◆ **Goal of the exercise**: Where a line of the data below has the string "miestach", copy that line.

◆ **Available data**:
+ + +

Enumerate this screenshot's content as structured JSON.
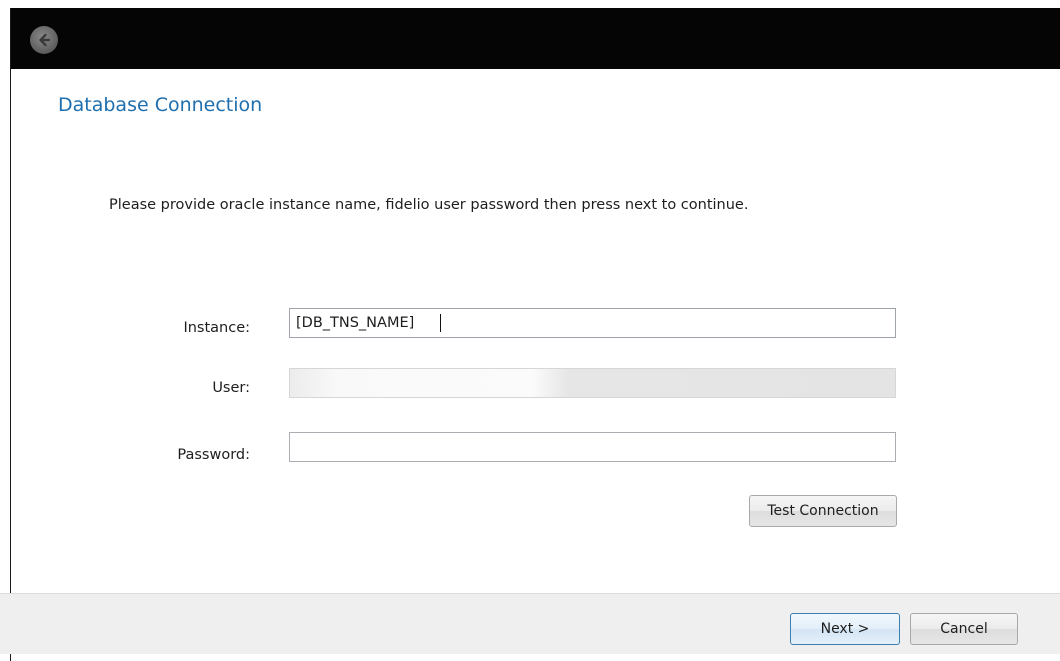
{
  "window": {
    "back_icon": "back-arrow-icon"
  },
  "page": {
    "title": "Database Connection",
    "instructions": "Please provide oracle instance name, fidelio user password then press next to continue."
  },
  "form": {
    "instance_label": "Instance:",
    "instance_value": "[DB_TNS_NAME]",
    "user_label": "User:",
    "user_value": "",
    "password_label": "Password:",
    "password_value": ""
  },
  "buttons": {
    "test_connection": "Test Connection",
    "next": "Next >",
    "cancel": "Cancel"
  },
  "colors": {
    "title": "#1f6fae",
    "titlebar": "#050505",
    "footer": "#efefef"
  }
}
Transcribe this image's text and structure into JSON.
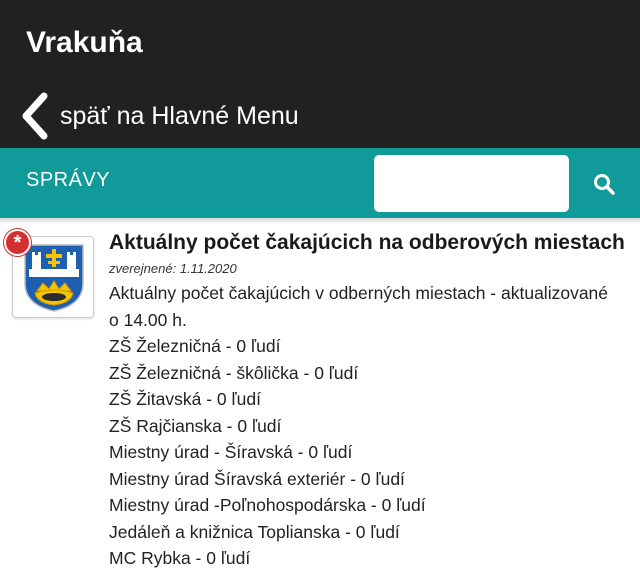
{
  "header": {
    "title": "Vrakuňa",
    "back_label": "späť na Hlavné Menu"
  },
  "newsbar": {
    "section_label": "SPRÁVY",
    "search_value": "",
    "search_placeholder": ""
  },
  "icons": {
    "back": "chevron-left-icon",
    "search": "search-icon",
    "badge": "asterisk-icon",
    "thumbnail": "coat-of-arms"
  },
  "colors": {
    "topbar": "#212121",
    "accent": "#109a9a",
    "badge": "#d32f2f"
  },
  "article": {
    "badge": "*",
    "title": "Aktuálny počet čakajúcich na odberových miestach",
    "published_prefix": "zverejnené:",
    "published_date": "1.11.2020",
    "lines": [
      "Aktuálny počet čakajúcich v odberných miestach - aktualizované",
      "o 14.00 h.",
      "ZŠ Železničná - 0 ľudí",
      "ZŠ Železničná - škôlička - 0 ľudí",
      "ZŠ Žitavská - 0 ľudí",
      "ZŠ Rajčianska - 0 ľudí",
      "Miestny úrad - Šíravská - 0 ľudí",
      "Miestny úrad Šíravská exteriér - 0 ľudí",
      "Miestny úrad -Poľnohospodárska - 0 ľudí",
      "Jedáleň a knižnica Toplianska - 0 ľudí",
      "MC Rybka - 0 ľudí"
    ]
  }
}
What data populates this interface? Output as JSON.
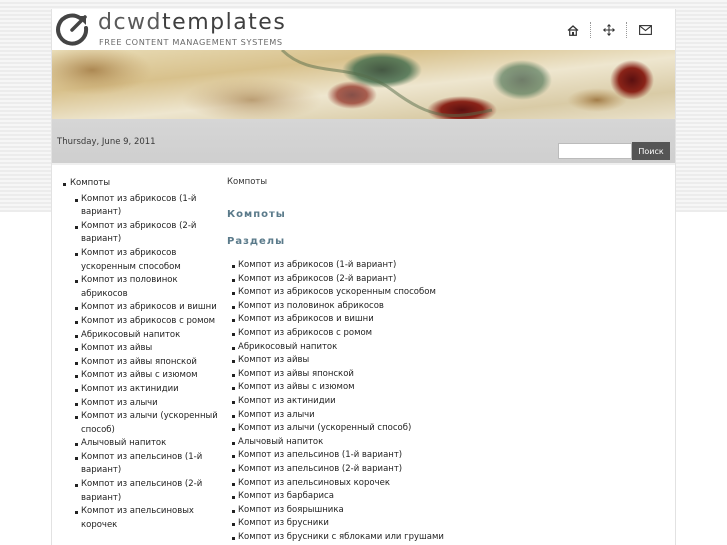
{
  "header": {
    "logo_icon": "power-arrow-logo-icon",
    "logo_prefix": "dcwd",
    "logo_name": "templates",
    "tagline": "FREE CONTENT MANAGEMENT SYSTEMS",
    "icons": [
      "home-icon",
      "sitemap-icon",
      "mail-icon"
    ]
  },
  "topbar": {
    "date": "Thursday, June 9, 2011",
    "search_placeholder": "",
    "search_button": "Поиск"
  },
  "sidebar": {
    "root_label": "Компоты",
    "items": [
      "Компот из абрикосов (1-й вариант)",
      "Компот из абрикосов (2-й вариант)",
      "Компот из абрикосов ускоренным способом",
      "Компот из половинок абрикосов",
      "Компот из абрикосов и вишни",
      "Компот из абрикосов с ромом",
      "Абрикосовый напиток",
      "Компот из айвы",
      "Компот из айвы японской",
      "Компот из айвы с изюмом",
      "Компот из актинидии",
      "Компот из алычи",
      "Компот из алычи (ускоренный способ)",
      "Алычовый напиток",
      "Компот из апельсинов (1-й вариант)",
      "Компот из апельсинов (2-й вариант)",
      "Компот из апельсиновых корочек"
    ]
  },
  "main": {
    "breadcrumb": "Компоты",
    "category_title": "Компоты",
    "sections_title": "Разделы",
    "items": [
      "Компот из абрикосов (1-й вариант)",
      "Компот из абрикосов (2-й вариант)",
      "Компот из абрикосов ускоренным способом",
      "Компот из половинок абрикосов",
      "Компот из абрикосов и вишни",
      "Компот из абрикосов с ромом",
      "Абрикосовый напиток",
      "Компот из айвы",
      "Компот из айвы японской",
      "Компот из айвы с изюмом",
      "Компот из актинидии",
      "Компот из алычи",
      "Компот из алычи (ускоренный способ)",
      "Алычовый напиток",
      "Компот из апельсинов (1-й вариант)",
      "Компот из апельсинов (2-й вариант)",
      "Компот из апельсиновых корочек",
      "Компот из барбариса",
      "Компот из боярышника",
      "Компот из брусники",
      "Компот из брусники с яблоками или грушами"
    ]
  },
  "colors": {
    "heading": "#5a7a8a",
    "search_button_bg": "#555555",
    "date_bar": "#d3d3d3"
  }
}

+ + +

◆ **Answer section**:
    "title": "Aktuálny počet čakajúcich na odberových miestach",
      "Aktuálny počet čakajúcich v odberných miestach - aktualizované",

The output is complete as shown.